# [Exercise]
Identify all lines in the data containing the string "color". Copy them out.

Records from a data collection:
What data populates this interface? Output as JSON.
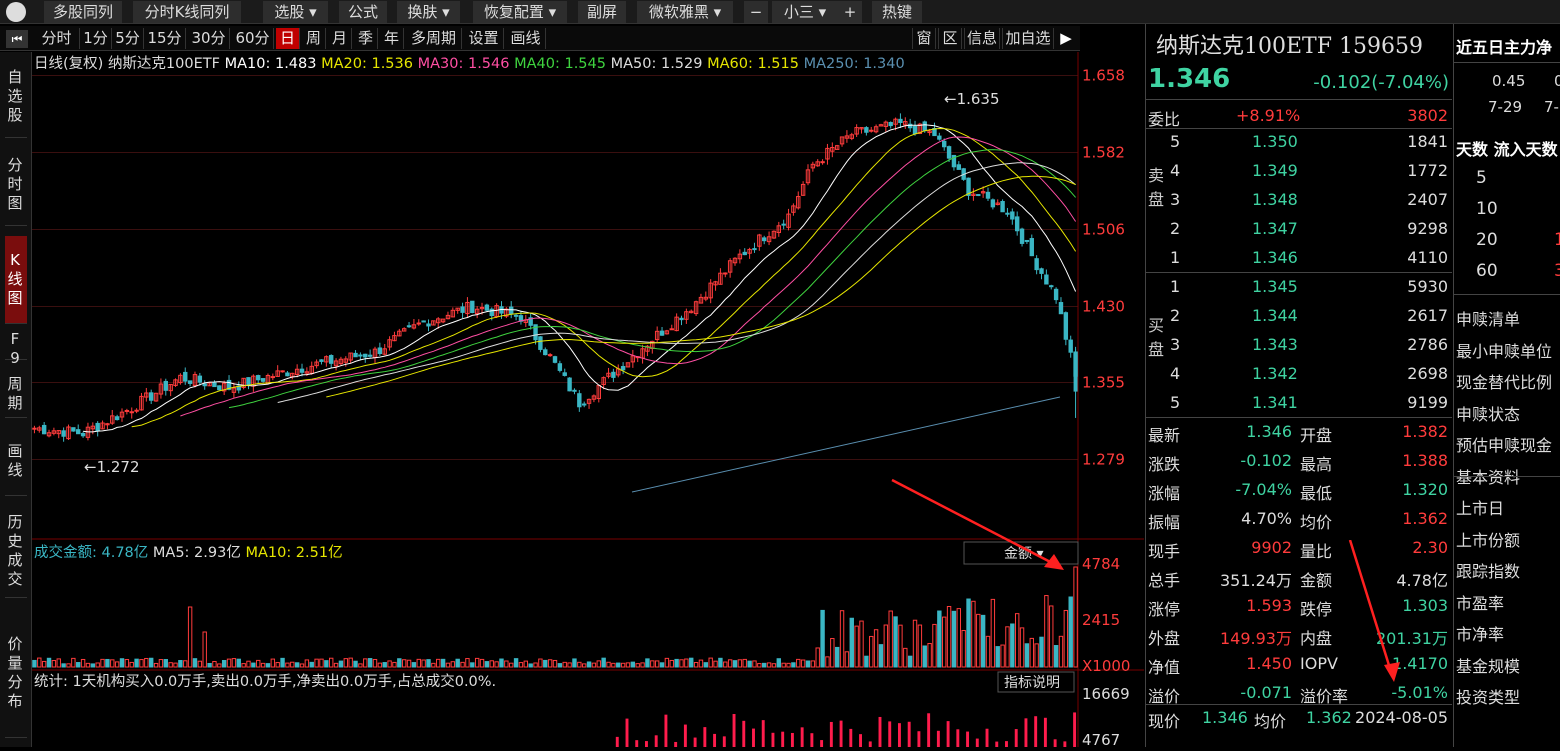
{
  "topbar": [
    "多股同列",
    "分时K线同列",
    "选股",
    "公式",
    "换肤",
    "恢复配置",
    "副屏",
    "微软雅黑",
    "−",
    "小三",
    "+",
    "热键"
  ],
  "periods": [
    "分时",
    "1分",
    "5分",
    "15分",
    "30分",
    "60分",
    "日",
    "周",
    "月",
    "季",
    "年",
    "多周期",
    "设置",
    "画线"
  ],
  "right_tools": [
    "窗",
    "区",
    "信息",
    "加自选"
  ],
  "sidebar": [
    "自选股",
    "分时图",
    "K线图",
    "F9",
    "周期",
    "画线",
    "历史成交",
    "价量分布"
  ],
  "legend": {
    "prefix": "日线(复权)",
    "name": "纳斯达克100ETF",
    "ma": [
      {
        "label": "MA10: 1.483",
        "color": "#ffffff"
      },
      {
        "label": "MA20: 1.536",
        "color": "#e6e600"
      },
      {
        "label": "MA30: 1.546",
        "color": "#ff4fa3"
      },
      {
        "label": "MA40: 1.545",
        "color": "#3fd33f"
      },
      {
        "label": "MA50: 1.529",
        "color": "#dddddd"
      },
      {
        "label": "MA60: 1.515",
        "color": "#e6e600"
      },
      {
        "label": "MA250: 1.340",
        "color": "#5a8fb0"
      }
    ]
  },
  "price_axis": [
    "1.658",
    "1.582",
    "1.506",
    "1.430",
    "1.355",
    "1.279"
  ],
  "annotations": {
    "high": "1.635",
    "low": "1.272"
  },
  "volume": {
    "legend_title": "成交金额: 4.78亿",
    "ma5": "MA5: 2.93亿",
    "ma10": "MA10: 2.51亿",
    "selector": "金额",
    "axis": [
      "4784",
      "2415",
      "X1000"
    ]
  },
  "stats": {
    "text": "统计: 1天机构买入0.0万手,卖出0.0万手,净卖出0.0万手,占总成交0.0%.",
    "button": "指标说明",
    "axis": [
      "16669",
      "4767"
    ]
  },
  "quote": {
    "title": "纳斯达克100ETF 159659",
    "price": "1.346",
    "change": "-0.102(-7.04%)",
    "weibi_label": "委比",
    "weibi": "+8.91%",
    "weicha": "3802",
    "sell_label": "卖盘",
    "buy_label": "买盘",
    "asks": [
      [
        "5",
        "1.350",
        "1841"
      ],
      [
        "4",
        "1.349",
        "1772"
      ],
      [
        "3",
        "1.348",
        "2407"
      ],
      [
        "2",
        "1.347",
        "9298"
      ],
      [
        "1",
        "1.346",
        "4110"
      ]
    ],
    "bids": [
      [
        "1",
        "1.345",
        "5930"
      ],
      [
        "2",
        "1.344",
        "2617"
      ],
      [
        "3",
        "1.343",
        "2786"
      ],
      [
        "4",
        "1.342",
        "2698"
      ],
      [
        "5",
        "1.341",
        "9199"
      ]
    ],
    "stats": [
      [
        "最新",
        "1.346",
        "开盘",
        "1.382"
      ],
      [
        "涨跌",
        "-0.102",
        "最高",
        "1.388"
      ],
      [
        "涨幅",
        "-7.04%",
        "最低",
        "1.320"
      ],
      [
        "振幅",
        "4.70%",
        "均价",
        "1.362"
      ],
      [
        "现手",
        "9902",
        "量比",
        "2.30"
      ],
      [
        "总手",
        "351.24万",
        "金额",
        "4.78亿"
      ],
      [
        "涨停",
        "1.593",
        "跌停",
        "1.303"
      ],
      [
        "外盘",
        "149.93万",
        "内盘",
        "201.31万"
      ],
      [
        "净值",
        "1.450",
        "IOPV",
        "1.4170"
      ],
      [
        "溢价",
        "-0.071",
        "溢价率",
        "-5.01%"
      ]
    ],
    "footer": [
      "现价",
      "1.346",
      "均价",
      "1.362",
      "2024-08-05"
    ]
  },
  "far": {
    "title": "近五日主力净",
    "cols": [
      "0.45",
      "0"
    ],
    "dates": [
      "7-29",
      "7-"
    ],
    "head": [
      "天数",
      "流入天数"
    ],
    "days": [
      "5",
      "10",
      "20",
      "60"
    ],
    "vals": [
      "",
      "",
      "1",
      "3"
    ],
    "items": [
      "申赎清单",
      "最小申赎单位",
      "现金替代比例",
      "申赎状态",
      "预估申赎现金",
      "基本资料",
      "上市日",
      "上市份额",
      "跟踪指数",
      "市盈率",
      "市净率",
      "基金规模",
      "投资类型"
    ]
  },
  "chart_data": {
    "type": "candlestick",
    "price_ticks": [
      1.658,
      1.582,
      1.506,
      1.43,
      1.355,
      1.279
    ],
    "high": 1.635,
    "low": 1.272,
    "last": {
      "open": 1.382,
      "high": 1.388,
      "low": 1.32,
      "close": 1.346
    },
    "ma250_last": 1.34,
    "volume_last": 4784
  }
}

# [Answer area]
        "color": "#ffffff"
        "color": "#e6e600"
        "color": "#ff4fa3"
        "color": "#3fd33f"
        "color": "#dddddd"
        "color": "#e6e600"
        "color": "#5a8fb0"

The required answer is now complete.